Is Ryan Christie worth the gamble?

WHEN James Maddison’s loan deal expired at the beginning of the month, Aberdeen needed to fill the gap with another creative midfielder capable of unlocking a sturdy defence and winning a game with a piece of skill and brilliance.

Initial talk was that the £6million man from Norwich would be allowed to continue his development at Pittodrie for the remainder of the season, with the chances of regular first team football at Carrow Road remaining slim.

It soon became apparent that wasn’t happening and Derek McInnes has now turned to Celtic to secure the loan signing of Ryan Christie until the end of the season.

Signing a player on loan from a rival club does spring the big question – what benefit is there to Aberdeen in bringing in a player who can’t play against Celtic?

Christie is a player of massive potential and was one that most Dons fans would’ve taken from our unofficial feeder club, Inverness Caledonian Thistle, as he emerged through the ranks in the Highlands.

He moved to Celtic 18 months ago having won a Scottish Cup Winners medal and picking up the Scottish Football Writers Young Player of the Year along the way, an indication of the progress he was making.

Predictably, Christie found it difficult to break into the Celtic team under Ronny Delia and now Brendan Rodgers, who have an overload of attacking midfielders and the form of Tom Rogic in Christie’s preferred position makes it even harder for him to get an opportunity to establish himself at Parkhead.

Sending him on loan is a good move by Celtic and for the player to gain regular first team football and return to Celtic Park a better player.

However, whilst Christie’s talents are not in question, the practicalities of the move are leaving a few fans scratching their heads.

Whilst Celtic have the title more or less wrapped up, therefore sending Christie to a rival club is not that big a deal to them, Aberdeen are still involved in a fight for a third consecutive runners-up spot and are desperate to end a 27 year wait for the Scottish Cup.

There are two League matches against the Champions to play and a potential Scottish Cup tie between the two (depending on progress and subsequent draws of course), and these matches could affect Aberdeen’s season in both competitions.

It could severely disrupt the Dons side having to leave Christie in the stands as part of the loan agreement, particularly if he plays to his full capabilities, leaving someone who’s come in out the cold to take his place.

And in the scenario that, for example, Peter Pawlett impresses, would he then have to be dropped for Christie or would the man sent on loan to get first team experience be left on the sidelines instead?

This is the side effect of loan deals, particularly from clubs in your own League. Whilst you’re getting, potentially, a better player to help your season, you know he’s got to go back to his club and, in this case, he can’t play against his parent side.

Whilst the Maddison signing wasn’t ideal in the knowledge he was returning so quickly, there were no restrictions in what competition or opponent he was playing against.

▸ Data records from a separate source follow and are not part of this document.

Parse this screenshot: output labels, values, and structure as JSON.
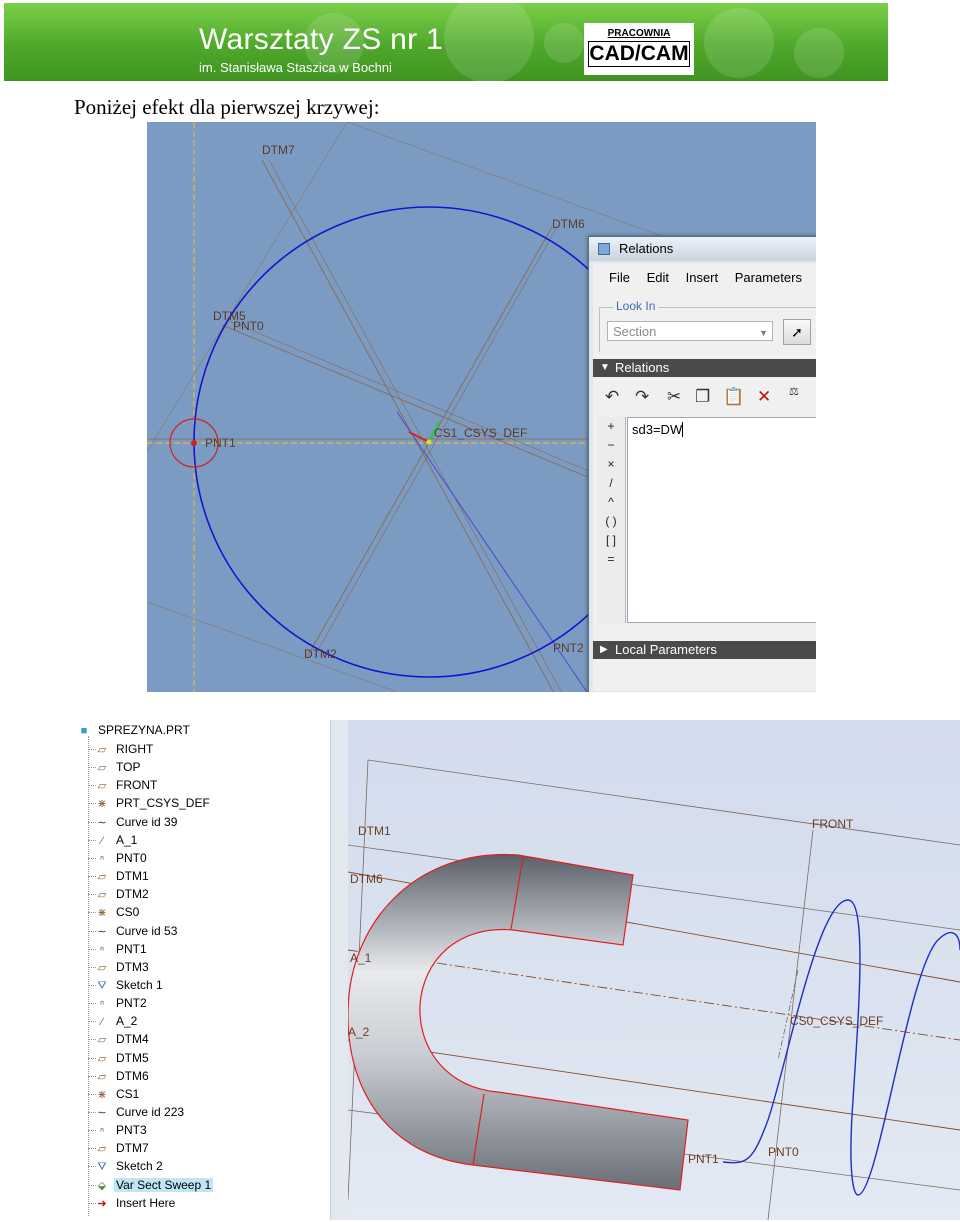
{
  "banner": {
    "title": "Warsztaty ZS nr 1",
    "subtitle": "im. Stanisława Staszica w Bochni",
    "badge_top": "PRACOWNIA",
    "badge_main": "CAD/CAM"
  },
  "caption": "Poniżej efekt dla pierwszej krzywej:",
  "viewport1": {
    "labels": [
      "DTM7",
      "DTM6",
      "DTM5",
      "PNT0",
      "CS1_CSYS_DEF",
      "PNT1",
      "DTM2",
      "PNT2"
    ]
  },
  "relations": {
    "title": "Relations",
    "menu": [
      "File",
      "Edit",
      "Insert",
      "Parameters"
    ],
    "look_in": "Look In",
    "section_placeholder": "Section",
    "relations_header": "Relations",
    "side_ops": [
      "+",
      "−",
      "×",
      "/",
      "^",
      "( )",
      "[ ]",
      "="
    ],
    "expression": "sd3=DW",
    "local_parameters": "Local Parameters",
    "colors": {
      "header": "#4a4a4a",
      "title_bar": "#c8d3e0"
    }
  },
  "model_tree": {
    "root": "SPREZYNA.PRT",
    "items": [
      {
        "label": "RIGHT",
        "icon": "datum-plane-icon"
      },
      {
        "label": "TOP",
        "icon": "datum-plane-icon"
      },
      {
        "label": "FRONT",
        "icon": "datum-plane-icon"
      },
      {
        "label": "PRT_CSYS_DEF",
        "icon": "csys-icon"
      },
      {
        "label": "Curve id 39",
        "icon": "curve-icon"
      },
      {
        "label": "A_1",
        "icon": "axis-icon"
      },
      {
        "label": "PNT0",
        "icon": "datum-point-icon"
      },
      {
        "label": "DTM1",
        "icon": "datum-plane-icon"
      },
      {
        "label": "DTM2",
        "icon": "datum-plane-icon"
      },
      {
        "label": "CS0",
        "icon": "csys-icon"
      },
      {
        "label": "Curve id 53",
        "icon": "curve-icon"
      },
      {
        "label": "PNT1",
        "icon": "datum-point-icon"
      },
      {
        "label": "DTM3",
        "icon": "datum-plane-icon"
      },
      {
        "label": "Sketch 1",
        "icon": "sketch-icon"
      },
      {
        "label": "PNT2",
        "icon": "datum-point-icon"
      },
      {
        "label": "A_2",
        "icon": "axis-icon"
      },
      {
        "label": "DTM4",
        "icon": "datum-plane-icon"
      },
      {
        "label": "DTM5",
        "icon": "datum-plane-icon"
      },
      {
        "label": "DTM6",
        "icon": "datum-plane-icon"
      },
      {
        "label": "CS1",
        "icon": "csys-icon"
      },
      {
        "label": "Curve id 223",
        "icon": "curve-icon"
      },
      {
        "label": "PNT3",
        "icon": "datum-point-icon"
      },
      {
        "label": "DTM7",
        "icon": "datum-plane-icon"
      },
      {
        "label": "Sketch 2",
        "icon": "sketch-icon"
      },
      {
        "label": "Var Sect Sweep 1",
        "icon": "sweep-icon",
        "selected": true
      },
      {
        "label": "Insert Here",
        "icon": "insert-arrow-icon"
      }
    ]
  },
  "viewport2": {
    "labels": [
      "DTM1",
      "FRONT",
      "DTM6",
      "A_1",
      "A_2",
      "CS0_CSYS_DEF",
      "PNT1",
      "PNT0"
    ]
  }
}
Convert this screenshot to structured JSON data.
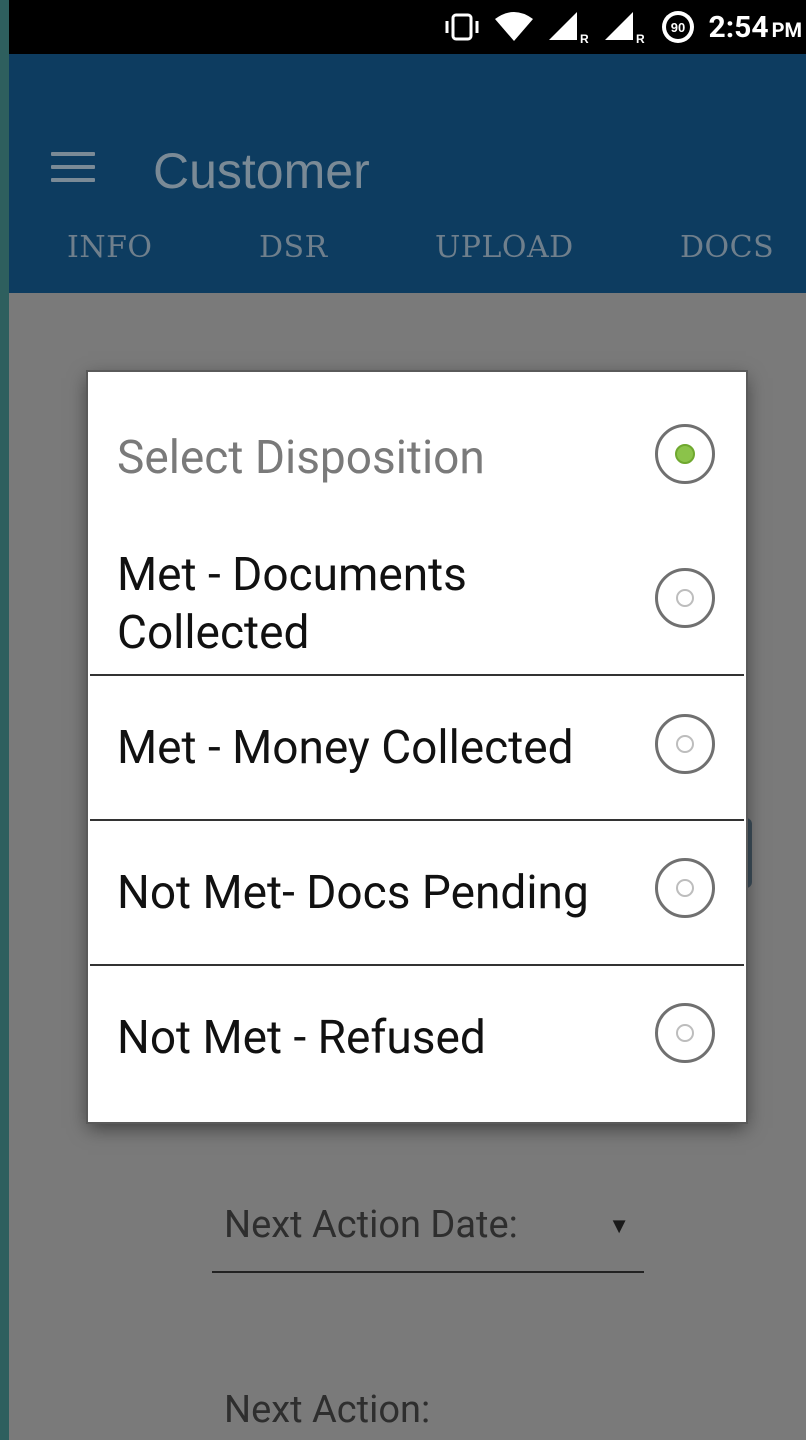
{
  "status_bar": {
    "time": "2:54",
    "ampm": "PM",
    "battery_level": "90",
    "icons": [
      "vibrate-icon",
      "wifi-icon",
      "signal-roaming-icon",
      "signal-roaming-icon",
      "battery-saver-icon"
    ]
  },
  "appbar": {
    "title": "Customer",
    "menu_icon": "hamburger-menu-icon",
    "tabs": [
      {
        "label": "INFO"
      },
      {
        "label": "DSR"
      },
      {
        "label": "UPLOAD"
      },
      {
        "label": "DOCS"
      }
    ]
  },
  "dialog": {
    "options": [
      {
        "label": "Select Disposition",
        "selected": true
      },
      {
        "label": "Met - Documents Collected",
        "selected": false
      },
      {
        "label": "Met - Money Collected",
        "selected": false
      },
      {
        "label": "Not Met- Docs Pending",
        "selected": false
      },
      {
        "label": "Not Met - Refused",
        "selected": false
      }
    ]
  },
  "form": {
    "next_action_date_label": "Next Action Date:",
    "next_action_label": "Next Action:"
  },
  "colors": {
    "appbar": "#0d3c60",
    "radio_selected": "#8bc34a",
    "overlay": "#7a7a7a"
  }
}
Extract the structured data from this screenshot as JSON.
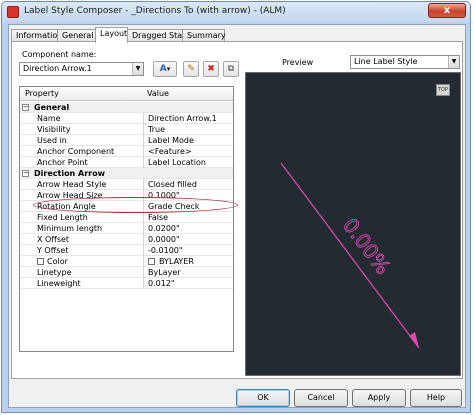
{
  "window": {
    "title": "Label Style Composer - _Directions To (with arrow) - (ALM)",
    "close_glyph": "x"
  },
  "tabs": [
    "Information",
    "General",
    "Layout",
    "Dragged State",
    "Summary"
  ],
  "active_tab": "Layout",
  "component": {
    "label": "Component name:",
    "selected": "Direction Arrow.1"
  },
  "toolbar": {
    "add_glyph": "A",
    "add_dropdown_glyph": "▾",
    "new_glyph": "✎",
    "delete_glyph": "✖",
    "copy_glyph": "⧉"
  },
  "grid": {
    "header_property": "Property",
    "header_value": "Value",
    "groups": [
      {
        "name": "General",
        "expander": "−",
        "rows": [
          {
            "property": "Name",
            "value": "Direction Arrow.1"
          },
          {
            "property": "Visibility",
            "value": "True"
          },
          {
            "property": "Used in",
            "value": "Label Mode"
          },
          {
            "property": "Anchor Component",
            "value": "<Feature>"
          },
          {
            "property": "Anchor Point",
            "value": "Label Location"
          }
        ]
      },
      {
        "name": "Direction Arrow",
        "expander": "−",
        "rows": [
          {
            "property": "Arrow Head Style",
            "value": "Closed filled"
          },
          {
            "property": "Arrow Head Size",
            "value": "0.1000\""
          },
          {
            "property": "Rotation Angle",
            "value": "Grade Check"
          },
          {
            "property": "Fixed Length",
            "value": "False"
          },
          {
            "property": "Minimum length",
            "value": "0.0200\""
          },
          {
            "property": "X Offset",
            "value": "0.0000\""
          },
          {
            "property": "Y Offset",
            "value": "-0.0100\""
          },
          {
            "property": "Color",
            "value": "BYLAYER"
          },
          {
            "property": "Linetype",
            "value": "ByLayer"
          },
          {
            "property": "Lineweight",
            "value": "0.012\""
          }
        ]
      }
    ]
  },
  "preview": {
    "label": "Preview",
    "style_selected": "Line Label Style",
    "top_button": "TOP",
    "sample_text": "0.00%",
    "line_color": "#e04bb3",
    "background_color": "#242a31"
  },
  "buttons": {
    "ok": "OK",
    "cancel": "Cancel",
    "apply": "Apply",
    "help": "Help"
  },
  "colors": {
    "highlight_ellipse": "#a6323b",
    "title_bar": "#c3d7ee"
  }
}
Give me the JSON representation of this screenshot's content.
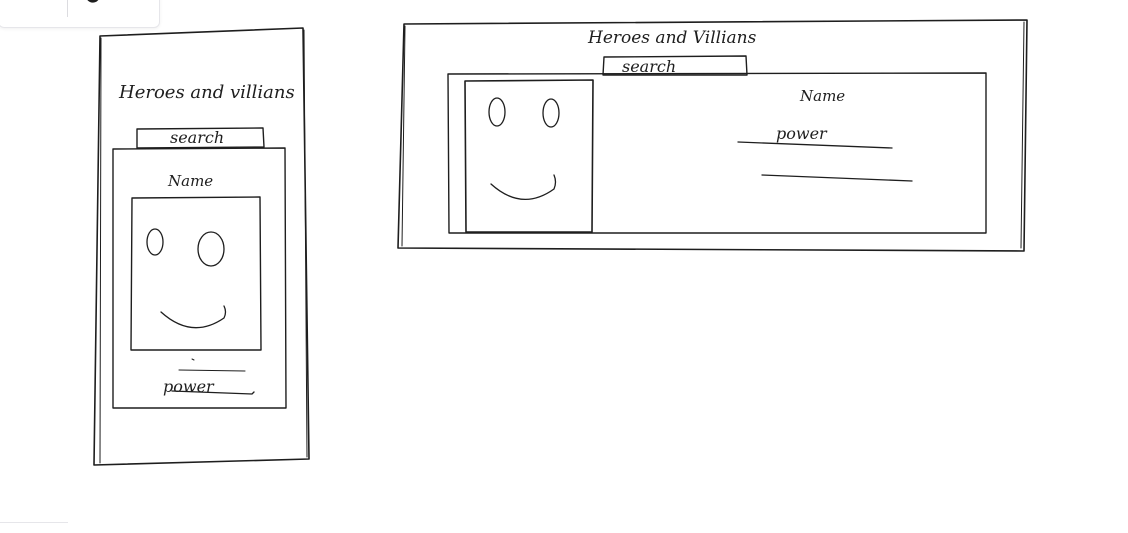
{
  "canvas": {
    "background": "#ffffff",
    "stroke_color": "#1e1e1e",
    "toolbar_icon": "moon-icon"
  },
  "mobile_wireframe": {
    "title": "Heroes and villians",
    "search_label": "search",
    "card_name": "Name",
    "card_power": "power",
    "avatar_icon": "smiley-face-icon"
  },
  "desktop_wireframe": {
    "title": "Heroes and Villians",
    "search_label": "search",
    "card_name": "Name",
    "card_power": "power",
    "avatar_icon": "smiley-face-icon"
  }
}
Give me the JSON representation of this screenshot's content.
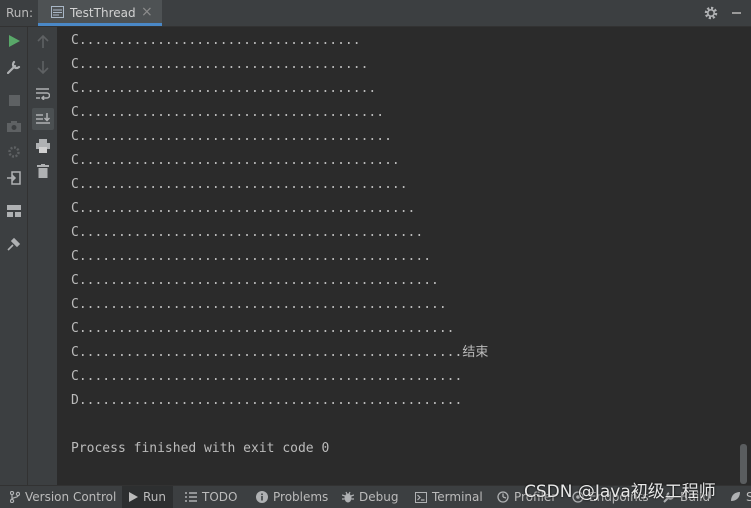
{
  "header": {
    "run_label": "Run:",
    "tab_title": "TestThread",
    "tab_close": "×"
  },
  "console": {
    "lines": [
      "C....................................",
      "C.....................................",
      "C......................................",
      "C.......................................",
      "C........................................",
      "C.........................................",
      "C..........................................",
      "C...........................................",
      "C............................................",
      "C.............................................",
      "C..............................................",
      "C...............................................",
      "C................................................",
      "C.................................................结束",
      "C.................................................",
      "D.................................................",
      "",
      "Process finished with exit code 0"
    ]
  },
  "bottom_tabs": [
    {
      "label": "Version Control",
      "icon": "branch-icon"
    },
    {
      "label": "Run",
      "icon": "run-icon"
    },
    {
      "label": "TODO",
      "icon": "list-icon"
    },
    {
      "label": "Problems",
      "icon": "info-icon"
    },
    {
      "label": "Debug",
      "icon": "bug-icon"
    },
    {
      "label": "Terminal",
      "icon": "terminal-icon"
    },
    {
      "label": "Profiler",
      "icon": "profiler-icon"
    },
    {
      "label": "Endpoints",
      "icon": "endpoints-icon"
    },
    {
      "label": "Build",
      "icon": "build-icon"
    },
    {
      "label": "S",
      "icon": "spring-icon"
    }
  ],
  "watermark": "CSDN @Java初级工程师",
  "colors": {
    "accent": "#4a88c7",
    "run_green": "#59a869",
    "background": "#2b2b2b",
    "panel": "#3c3f41"
  }
}
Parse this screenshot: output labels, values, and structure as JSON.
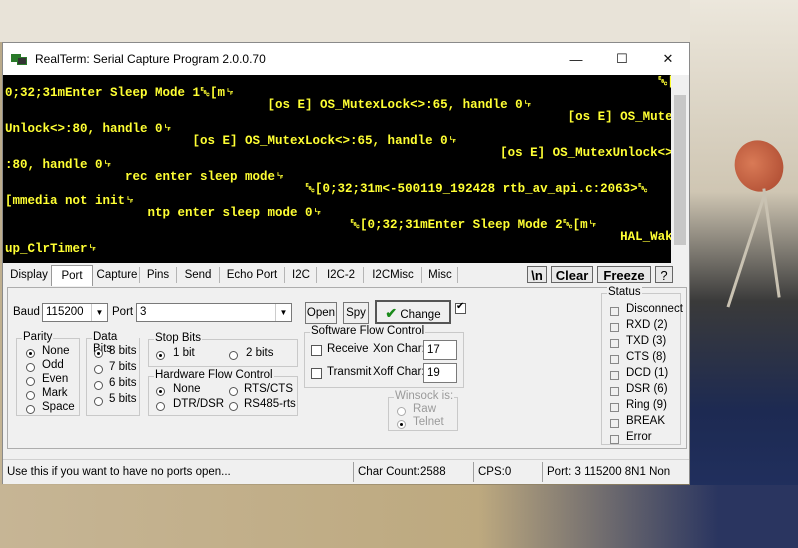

Whilst having your own players on permanent contracts and churning through the youth system is the ideal scenario, sometimes bringing in quality on a short term basis is not a bad thing and McInnes has had some success in the likes of Michael Hector, Danny Ward and, to a degree, Maddison.

Ryan Christie adds that bit of guile that can be crucial in tight games and his knowledge of the League will be an advantage to us.

He might not walk straight into the team on Friday against Dundee, and neither he should given the fact Aberdeen have won four straight games in both competitions and are looking like their normal selves again.

However, Christie is a valuable addition and he could help make the difference between second place and third/fourth, which is what fellow Dons fans should be judging him on and not the alleged tweet he sent five years ago, when he was only 16, saying he hated the sheep.

To be frankly honest, what Ryan Christie’s thoughts on Aberdeen back then are totally irrelevant, especially given there are lots of players who’ve been a success at teams they once saw as “the enemy” – Murdo McLeod and Mo Johnston spring to mind.

The best way a footballer can talk is on the pitch and Ryan Christie has the talent to show that he can succeed in his short spell at Aberdeen.

J Bleasdale

I am a football fan with a passion for writing, briefly studied journalism before other priorities got in the way. Enjoy blogging as its my way of expressing my thoughts on Scottish Football. Even though I'm an Aberdeen fan primarily, I'm happy to express my impartial views on other clubs.